  26. 26.
    Fisher DG, Reynolds GL, Jaffe A, Johnson ME. Reliability, sensitivity and specificity of self-report of HIV test results. AIDS Care. 2007;19(5):692–6.CrossRefPubMedGoogle Scholar
  27. 27.
    Ross MW, Loxley W, Wodak A, Buzolic A, Monheit B, Stowe A. Drug users’ self-reported false-positive HIV status. Am J Public Health. 1993;83(9):1349–51.CrossRefPubMedCentralPubMedGoogle Scholar

Copyright information

© This is a U.S. Government work and not under copyright protection in the US; foreign copyright protection may apply  2018

Authors and Affiliations

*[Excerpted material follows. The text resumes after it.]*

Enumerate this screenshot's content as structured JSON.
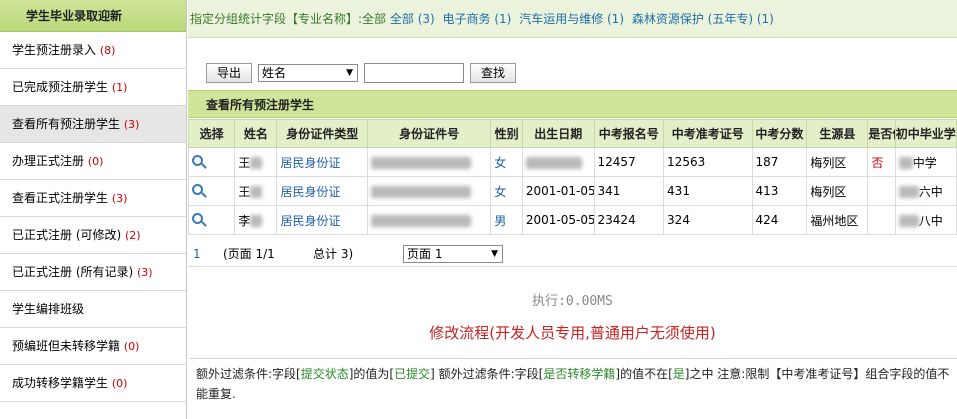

  • Katherine E. Schlusser
    • 1
  • Shweta Sharma
    • 2
  • Pola de la Torre
    • 3
  • Giuseppe Tambussi
    • 4
  • Rika Draenert
    • 5
  • Angie N. Pinto
    • 6
  • Julia A. Metcalf
    • 7
  • Danielle German
    • 8
  • James D. Neaton
    • 2
  • Oliver Laeyendecker
    • 1
    • 9
  • for the INSIGHT START Study Group
  1. 1.Department of MedicineJohns Hopkins University School of MedicineBaltimoreUSA
  2. 2.Division of Biostatistics, School of Public HealthUniversity of MinnesotaMinneapolisUSA
  3. 3.Cooper University HospitalCamdenUSA
  4. 4.IRCCS-Ospedale San RaffaeleMilanItaly
  5. 5.Section Clinical Infectious DiseasesKlinikum der Universität Munich, Medizinische Klinik IVMunichGermany
  6. 6.The Kirby InstituteUNSW AustraliaSydneyAustralia
  7. 7.Division of Clinical Research, National Institute of Allergy and Infectious DiseasesNational Institutes of HealthBethesdaUSA
  8. 8.Department of Health, Behavior and Society, Bloomberg School of Public HealthJohns Hopkins UniversityBaltimoreUSA
  9. 9.Division of Intramural Research, National Institute of Allergy and Infectious DiseasesNational Institutes of HealthBethesdaUSA

Personalised recommendations